Friday, 25 July 2014
Special Sound: The Creation and Legacy of the BBC Radiophonic Workshop
(Oxford University Press)
Special Sound traces the fascinating creation and legacy of the BBC's electronic music studio, the Radiophonic Workshop, in the context of other studios in Europe and America. The BBC built a studio to provide its own avant-garde dramatic productions with experimental sounds "neither music nor sound effect." Quickly, however, a popular kind of electronic music emerged in the form of quirky jingles, signature tunes such as Doctor Who, and incidental music for hundreds of programs. These influential sounds and styles, heard by millions of listeners over decades of operation on television and radio, have served as a primary inspiration for the use of electronic instruments in popular music.
Using in-depth research in the studio's archives and papers, this book tells the history of the many engineers, composers, directors, and producers behind the studio to trace the shifting perception towards electronic music in Britain. Combining historical discussion of the people and instruments in the workshop with analysis of specific works, Louis Niebur creates a new model for understanding how the Radiophonic Workshop fits into the larger history of electronic music.
I was really stoked when I discovered the existence of this. I'd been hoping there was a book on the Workshop that I could read but had somehow managed to not notice this one.
In the end I did feel a little let down by it. Neibur has obviously done his research and he blatantly knows his subject but his writing, for me at least, was cold and lacking passion. He doesn't seem at all interested in the people. His entire concern is in the musical aspects and in the gear but even in that he's not concerned about glorious eccentricities like the 'do not fiddle with' and their other homemade gear which would allow us to learn more about magnificent mavericks like Workshop engineer Dave Young. Indeed the people of the Workshop get short shrift some only a cursory mention others not even that.

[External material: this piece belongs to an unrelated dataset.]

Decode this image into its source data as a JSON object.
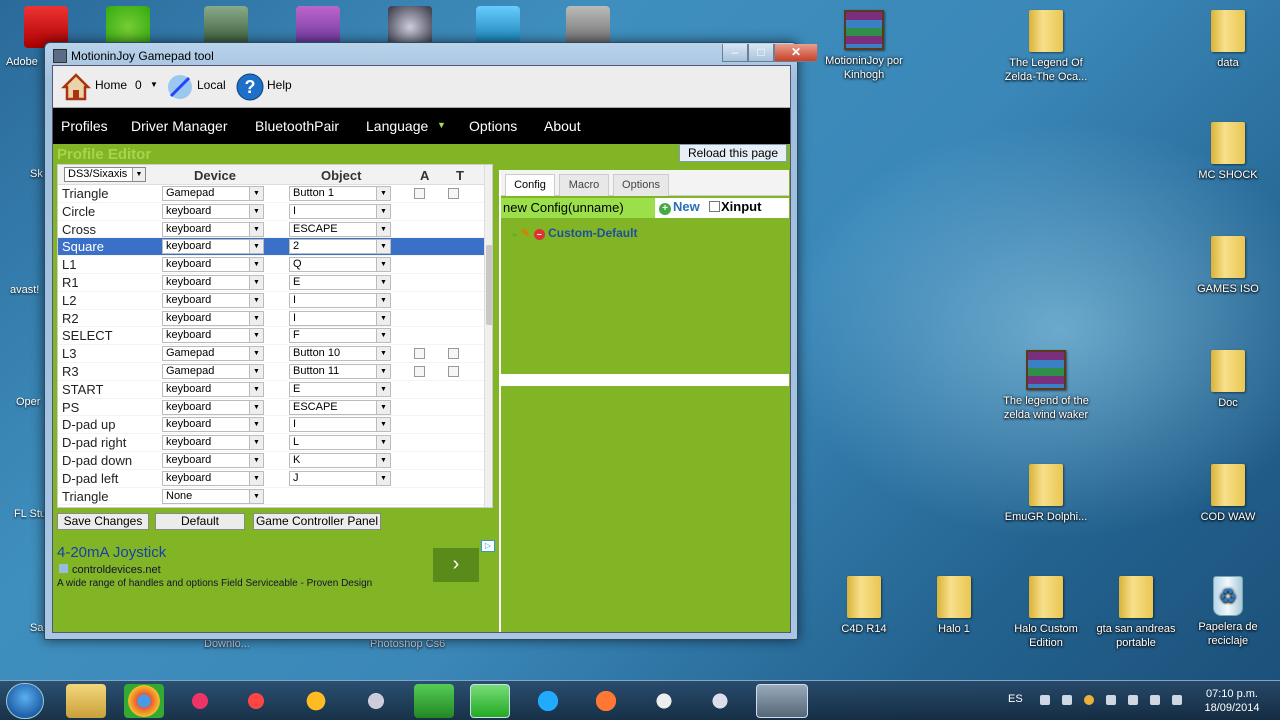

I don't want to appear too negative though as in it's way it was an interesting read but I'm an anthropologist / sociologist by qualification and by inclination because I like to know about the people and on that score this just didn't deliver. If however it's the technical details of both the compositions by and the composition of the Workshop then I'm sure this book will amply fulfil your requirements.